Mosquers Goes Mainstream

Chemical engineer and Mosquers Chair Fatima Faizi channels her passion for film to combat stereotypes of Muslims and Islam with international film festival Mosquers.

By Nadia Eldemerdash
Photos provided by Fatima Faizi

This year marks the 10th anniversary of the Mosquers Film Festival, a short-film competition focused on showcasing Muslim film talent and bringing their experiences to the mainstream.

Mosquers, a play on “Oscars,” is held every year in Edmonton, Alberta, Canada. What started out as a small event with a hundred people and some popcorn has grown to include an awards ceremony complete with a red carpet and featured entertainment component, and an audience of a thousand coming to see films from all over the world. “That growth is a testament to how the festival has stayed true to its intent,” says Mosquers Chairwoman Fatima Faizi.

Faizi has been involved with Mosquers since its early days, joining the team in 2009. She has witnessed firsthand how the festival has grown since then and the impact it has had on the community– as far as combating stereotypes and misconceptions about Muslims and Islam.

“It’s amazing to see how one can be so much more expressive and really get [their] ideas out through creative means as opposed to just conversing about it,” Faizi says. “Some of these films have ended up being a lot more powerful and their messages have seemingly resonated a lot more with people than just, say, an interfaith dialogue or something like that.”

Faizi became chair two years ago, leading a team of 20 directors, all volunteers. Since then, she has sought to capitalize on that power by focusing on community outreach. She has introduced two new portfolios to the board, Outreach and Community Relations, focused on building bridges with groups that share similar objectives and interests.
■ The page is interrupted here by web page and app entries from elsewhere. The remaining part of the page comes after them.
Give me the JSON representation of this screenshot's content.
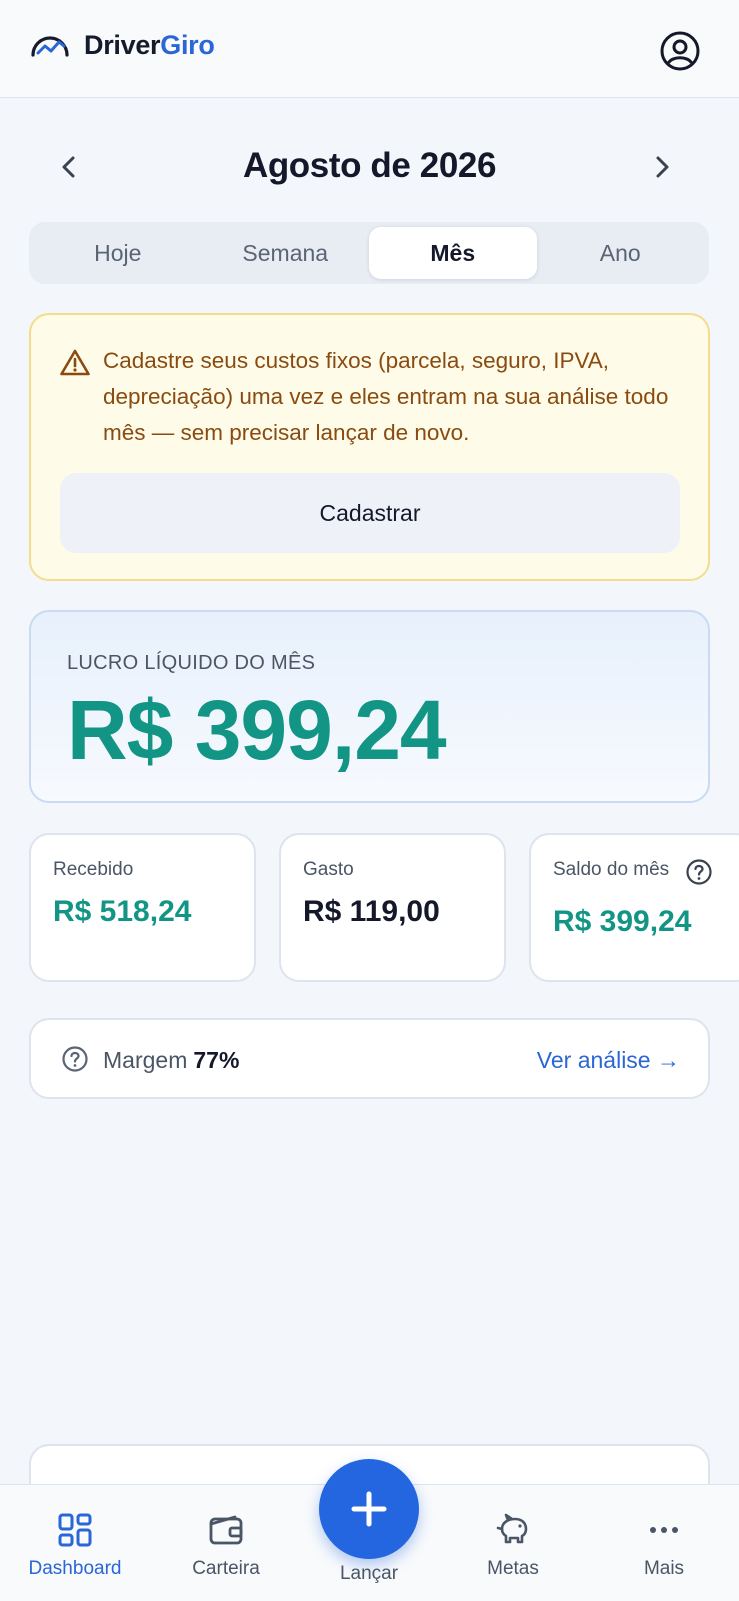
{
  "header": {
    "brand_part1": "Driver",
    "brand_part2": "Giro",
    "brand_icon": "speedometer-chart-icon",
    "profile_icon": "user-circle-icon"
  },
  "period": {
    "title": "Agosto de 2026",
    "prev_icon": "chevron-left-icon",
    "next_icon": "chevron-right-icon",
    "tabs": [
      {
        "label": "Hoje",
        "active": false
      },
      {
        "label": "Semana",
        "active": false
      },
      {
        "label": "Mês",
        "active": true
      },
      {
        "label": "Ano",
        "active": false
      }
    ]
  },
  "warning": {
    "icon": "warning-triangle-icon",
    "text": "Cadastre seus custos fixos (parcela, seguro, IPVA, depreciação) uma vez e eles entram na sua análise todo mês — sem precisar lançar de novo.",
    "button_label": "Cadastrar"
  },
  "profit": {
    "label": "LUCRO LÍQUIDO DO MÊS",
    "value": "R$ 399,24"
  },
  "stats": {
    "received": {
      "label": "Recebido",
      "value": "R$ 518,24"
    },
    "spent": {
      "label": "Gasto",
      "value": "R$ 119,00"
    },
    "balance": {
      "label": "Saldo do mês",
      "value": "R$ 399,24",
      "help_icon": "help-circle-icon"
    }
  },
  "margin": {
    "label": "Margem",
    "value": "77%",
    "link": "Ver análise →",
    "help_icon": "help-circle-icon"
  },
  "bottom_nav": {
    "items": [
      {
        "label": "Dashboard",
        "icon": "grid-icon",
        "active": true
      },
      {
        "label": "Carteira",
        "icon": "wallet-icon",
        "active": false
      },
      {
        "label": "Lançar",
        "icon": "plus-icon",
        "active": false
      },
      {
        "label": "Metas",
        "icon": "piggy-bank-icon",
        "active": false
      },
      {
        "label": "Mais",
        "icon": "more-dots-icon",
        "active": false
      }
    ]
  },
  "colors": {
    "accent_blue": "#2a66d6",
    "profit_green": "#129584",
    "warning_text": "#8a4b10",
    "warning_bg": "#fefbe9"
  }
}
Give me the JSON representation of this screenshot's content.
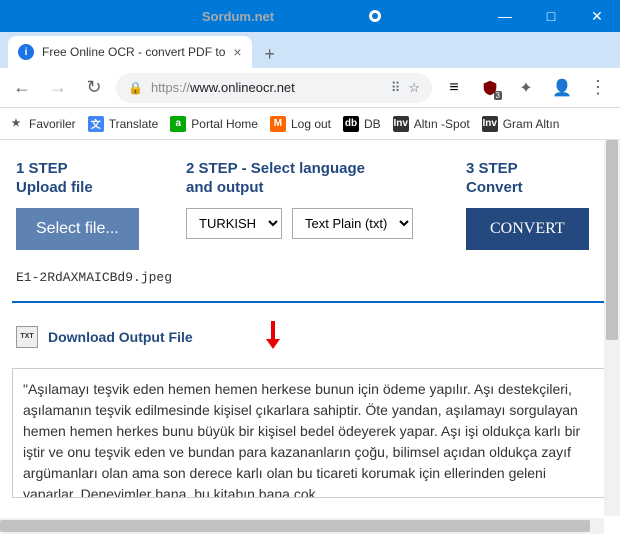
{
  "window": {
    "watermark": "Sordum.net",
    "min": "—",
    "max": "□",
    "close": "✕"
  },
  "tab": {
    "title": "Free Online OCR - convert PDF to",
    "favicon_letter": "i"
  },
  "nav": {
    "newtab": "+",
    "back": "←",
    "forward": "→",
    "reload": "↻",
    "menu": "⋮"
  },
  "address": {
    "lock": "🔒",
    "proto": "https://",
    "host": "www.onlineocr.net",
    "translate": "⠿",
    "star": "☆"
  },
  "ext": {
    "buffer": "≡",
    "ublock_badge": "3",
    "puzzle": "✦",
    "avatar": "👤"
  },
  "bookmarks": {
    "fav": "Favoriler",
    "translate": "Translate",
    "portal": "Portal Home",
    "logout": "Log out",
    "db": "DB",
    "altin": "Altın -Spot",
    "gram": "Gram Altın"
  },
  "steps": {
    "s1a": "1 STEP",
    "s1b": "Upload file",
    "s2a": "2 STEP - Select language",
    "s2b": "and output",
    "s3a": "3 STEP",
    "s3b": "Convert"
  },
  "buttons": {
    "select_file": "Select file...",
    "convert": "CONVERT"
  },
  "selects": {
    "language": "TURKISH",
    "output": "Text Plain (txt)"
  },
  "filename": "E1-2RdAXMAICBd9.jpeg",
  "download": {
    "label": "Download Output File",
    "icon_text": "TXT"
  },
  "output_text": "\"Aşılamayı teşvik eden hemen hemen herkese bunun için ödeme yapılır. Aşı destekçileri, aşılamanın teşvik edilmesinde kişisel çıkarlara sahiptir. Öte yandan, aşılamayı sorgulayan hemen hemen herkes bunu büyük bir kişisel bedel ödeyerek yapar. Aşı işi oldukça karlı bir iştir ve onu teşvik eden ve bundan para kazananların çoğu, bilimsel açıdan oldukça zayıf argümanları olan ama son derece karlı olan bu ticareti korumak için ellerinden geleni yaparlar. Deneyimler bana, bu kitabın bana çok"
}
She has also brought on comedian Jeremy McLellan to be this year’s featured entertainment — it is the first time the festival has had a non-Muslim entertainer and Faizi hopes it will help attract a wider audience.

“Mosquers is, at heart, an outreach effort,” Faizi says. “We’re very grateful for all the support that we do get from the Muslim community, but one of the main objectives, especially in the last two years and one that I really am driving, is more outreach with non-Muslim communities and having that presence, because until you actually have that non-Muslim presence there, you’re never really going to be able to provoke thought and dialogue.”

For Faizi, attracting a wider audience has meant raising the bar on the production quality of the films shown at Mosquers. “I think we’ve established ourselves as great ambassadors of the Muslim community here in Canada. However, I did feel that in order to be more of a sustainable event, we needed to start investing a lot in enabling our filmmakers to produce high quality film,” she says. “So we do awards for best in cinematography, best performance in an acting role, all of those components, and I think if I look at the first year and I look at it now, honestly when you watch the films people are quite blown away.”

“There are extremely talented Muslim filmmakers from all across Canada, the U.S. … our best film winner was from London, UK, last year,” she adds.

Last year’s films covered a range of topics. The Best Picture winner, The Letter, directed by Sheroze Khan, followed a British anti-war activist struggling to cope after being separated from her lover – it also won Best Performance in an Acting Role. A Day in the Life of a Syrian Refugee, directed by Ahmad Asaad, won Best Cinematography. Muslim Writer’s Room, directed by Akifa Khan, is about a group of Muslim comedy writers trying to fix their boss’ poorly written “Muslim terrorist” narrative; it’s one of Faizi’s personal favorites from last year’s festival.

“Because the Mosquers is very open and we’re very accepting of different forms of expression, we had films that were submitted that were about some things that were taboo to speak of in the Islamic community, like homosexuality, various addictions, this and that,” says Faizi, adding that this has been a shift she’s noticed over the years.

For all her passion for Mosquers and Muslim filmmakers, Faizi herself is a chemical engineer by day. “It’s a pretty demanding profession outside of Mosquers as well, but…if you’re passionate about something you make time for it, right?” she points out.

“I love film. I love how powerful it is, and I love supporting Muslim filmmakers that I’ve met across north America and enabling them to showcase their work on this platform that we’ve developed,” she says.

This year, that platform will be held at the Winspear Center, one of Edmonton’s most prestigious venues, on September 9, 2017. Mosquers Film Festival is still accepting submissions; their final deadline is August 7. Learn more about the festival and how to submit an entry at

Nadia Eldemerdash is a writer and editor based in Las Vegas, NV. She is Managing Editor at The Tempest and has written for Muftah, Broad Street Review, and other publications. Nadia blogs about pop culture at Creative Quibble, and tweets about politics, writing, and the many pros of tea at @DemerN.